==== Task data ====

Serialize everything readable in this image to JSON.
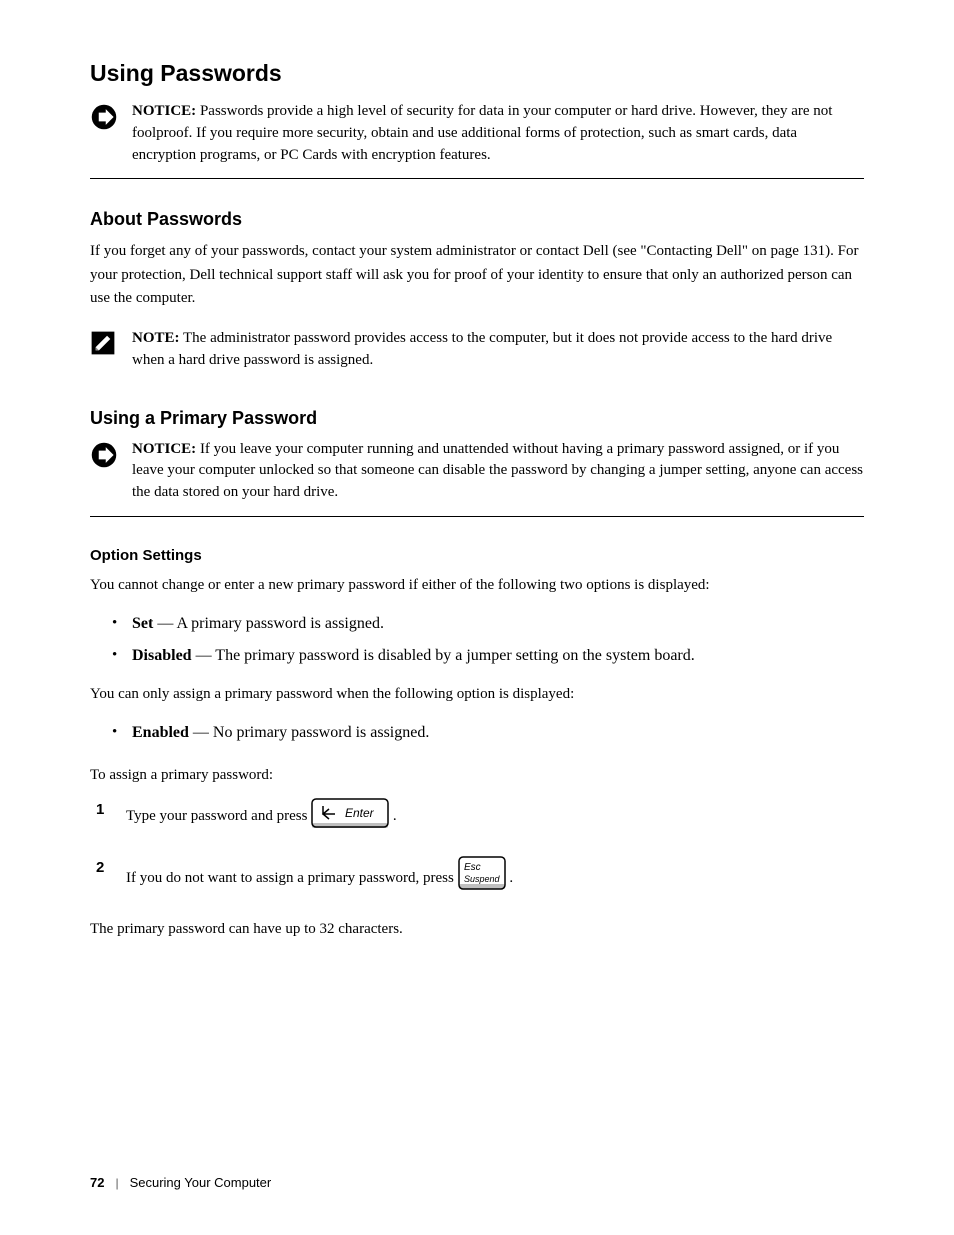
{
  "headings": {
    "h1": "Using Passwords",
    "h2": "About Passwords",
    "h3": "Using a Primary Password"
  },
  "notice": {
    "label": "NOTICE:",
    "text": "Passwords provide a high level of security for data in your computer or hard drive. However, they are not foolproof. If you require more security, obtain and use additional forms of protection, such as smart cards, data encryption programs, or PC Cards with encryption features."
  },
  "body": {
    "p1a": "If you forget any of your passwords, contact your system administrator or contact Dell (see \"Contacting Dell\" on page 131). For your protection, Dell technical support staff will ask you for proof of your identity to ensure that only an authorized person can use the computer.",
    "note_label": "NOTE:",
    "note_text": "The administrator password provides access to the computer, but it does not provide access to the hard drive when a hard drive password is assigned."
  },
  "notice2": {
    "label": "NOTICE:",
    "text": "If you leave your computer running and unattended without having a primary password assigned, or if you leave your computer unlocked so that someone can disable the password by changing a jumper setting, anyone can access the data stored on your hard drive."
  },
  "section2": {
    "subhead": "Option Settings",
    "intro": "You cannot change or enter a new primary password if either of the following two options is displayed:",
    "bullets": {
      "b1": "Set — A primary password is assigned.",
      "b1_strong": "Set",
      "b2": "Disabled — The primary password is disabled by a jumper setting on the system board.",
      "b2_strong": "Disabled"
    },
    "intro2": "You can only assign a primary password when the following option is displayed:",
    "bullets2": {
      "b1": "Enabled — No primary password is assigned.",
      "b1_strong": "Enabled"
    }
  },
  "steps_head": "To assign a primary password:",
  "steps": {
    "s1_pre": "Type your password and press ",
    "s1_post": ".",
    "s2_pre": "If you do not want to assign a primary password, press ",
    "s2_post": "."
  },
  "trailing": "The primary password can have up to 32 characters.",
  "footer": {
    "pn": "72",
    "sep": "|",
    "section": "Securing Your Computer"
  },
  "keys": {
    "enter": "Enter",
    "esc_line1": "Esc",
    "esc_line2": "Suspend"
  }
}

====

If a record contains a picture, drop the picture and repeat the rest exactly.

== Result ==
Serialize everything readable in this image to JSON.
{
  "headings": {
    "h1": "Using Passwords",
    "h2": "About Passwords",
    "h3": "Using a Primary Password"
  },
  "notice": {
    "label": "NOTICE:",
    "text": "Passwords provide a high level of security for data in your computer or hard drive. However, they are not foolproof. If you require more security, obtain and use additional forms of protection, such as smart cards, data encryption programs, or PC Cards with encryption features."
  },
  "body": {
    "p1a": "If you forget any of your passwords, contact your system administrator or contact Dell (see \"Contacting Dell\" on page 131). For your protection, Dell technical support staff will ask you for proof of your identity to ensure that only an authorized person can use the computer.",
    "note_label": "NOTE:",
    "note_text": "The administrator password provides access to the computer, but it does not provide access to the hard drive when a hard drive password is assigned."
  },
  "notice2": {
    "label": "NOTICE:",
    "text": "If you leave your computer running and unattended without having a primary password assigned, or if you leave your computer unlocked so that someone can disable the password by changing a jumper setting, anyone can access the data stored on your hard drive."
  },
  "section2": {
    "subhead": "Option Settings",
    "intro": "You cannot change or enter a new primary password if either of the following two options is displayed:",
    "bullets": {
      "b1": "Set — A primary password is assigned.",
      "b1_strong": "Set",
      "b2": "Disabled — The primary password is disabled by a jumper setting on the system board.",
      "b2_strong": "Disabled"
    },
    "intro2": "You can only assign a primary password when the following option is displayed:",
    "bullets2": {
      "b1": "Enabled — No primary password is assigned.",
      "b1_strong": "Enabled"
    }
  },
  "steps_head": "To assign a primary password:",
  "steps": {
    "s1_pre": "Type your password and press ",
    "s1_post": ".",
    "s2_pre": "If you do not want to assign a primary password, press ",
    "s2_post": "."
  },
  "trailing": "The primary password can have up to 32 characters.",
  "footer": {
    "pn": "72",
    "sep": "|",
    "section": "Securing Your Computer"
  },
  "keys": {
    "enter": "Enter",
    "esc_line1": "Esc",
    "esc_line2": "Suspend"
  }
}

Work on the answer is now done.